Money & Banking

Monsoon season likely to cloud India’s bond rally

Bloomberg April 16 | Updated on April 16, 2019 Published on April 16, 2019

India’s bond rally is petering out as expectations for more rate cuts by the central bank are fading and the all-important monsoon season comes into focus.

Predictions for below-average rain by a private forecast earlier this month has raised the spectre of increasing food costs combining with higher oil prices, even as the state-run weather office on Monday said the monsoon is likely to be in the lower end of the normal range. That risk may stay the hand of the Reserve Bank of India from adding to two rate cuts this year even though economic growth is weakening, according to ICICI Bank. Yields of the nation’s most-traded 2028 bonds have advanced by 12 basis points since the central bank on April 4 disappointed traders by retaining a neutral policy stance.

“June rate-cut expectations have been unwound and a cut is now being priced much later in the year, partially because of the uncertainty due to monsoons,” said B Prasanna, head of global markets group at ICICI Bank.

“The full impact of monsoon rain on inflation will not be known by June and the RBI is understandably always fearful of sharp spikes in inflation.”

Weak monsoon

On April 3, Skymet Weather Services Pvt Ltd said the June-September monsoon is likely to be weak this year due to the El Nino weather pattern.

The weather office does see a more benign scenario, however – rainfall is likely to be 96 per cent of a long-term average. Rains between 96 per cent to 104 per cent of the average is deemed near-normal.

Last year’s monsoon rainfall was 91 per cent of the long-term mean, falling under the met department’s definition of a below-normal monsoon and missing forecasts for normal falls for a second year.

Summer rainfall and its distribution largely determine crop output and is among the most important factors in guiding food inflation.

“How rains will pan out will have a huge bearing on inflation,” said Naveen Singh, head of fixed income trading at ICICI Securities Primary Dealership in Mumbai.

“Any bounce-back in food inflation will be sharp.” India’s consumer-price index rose 2.86 per cent in March as food prices climbed. That’s the fastest pace in five months. Scarcity of rains may hurt harvests and further boost food prices, which account for about a half of the inflation basket.
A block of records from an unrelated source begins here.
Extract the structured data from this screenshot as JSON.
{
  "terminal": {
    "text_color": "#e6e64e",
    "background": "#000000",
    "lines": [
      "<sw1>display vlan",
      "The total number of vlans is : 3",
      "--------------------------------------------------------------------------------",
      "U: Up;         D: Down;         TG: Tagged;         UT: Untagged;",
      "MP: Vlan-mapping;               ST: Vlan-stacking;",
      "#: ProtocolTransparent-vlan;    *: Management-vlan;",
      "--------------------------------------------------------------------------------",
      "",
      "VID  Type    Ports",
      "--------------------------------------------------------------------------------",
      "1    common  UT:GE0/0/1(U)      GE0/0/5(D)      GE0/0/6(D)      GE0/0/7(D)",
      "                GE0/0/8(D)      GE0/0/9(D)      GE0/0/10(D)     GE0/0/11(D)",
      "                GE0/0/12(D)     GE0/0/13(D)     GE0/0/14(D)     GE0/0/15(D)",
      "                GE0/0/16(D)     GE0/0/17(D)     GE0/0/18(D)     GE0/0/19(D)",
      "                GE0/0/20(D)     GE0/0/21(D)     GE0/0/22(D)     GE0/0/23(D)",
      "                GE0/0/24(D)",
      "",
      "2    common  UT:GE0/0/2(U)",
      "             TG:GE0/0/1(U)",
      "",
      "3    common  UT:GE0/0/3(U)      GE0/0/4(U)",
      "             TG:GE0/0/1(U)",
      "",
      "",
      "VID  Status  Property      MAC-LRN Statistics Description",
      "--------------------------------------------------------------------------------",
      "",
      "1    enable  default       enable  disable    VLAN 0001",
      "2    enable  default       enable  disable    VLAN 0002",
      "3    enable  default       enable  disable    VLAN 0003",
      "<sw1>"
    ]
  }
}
“The monsoon outcome and its impact on inflation will be among the major factors guiding RBI policy,” said Prasanna. “The bond curve is likely to steepen further as there is no immediate visibility of a cut.”

Published on April 16, 2019
This article is closed for comments.
Please Email the Editor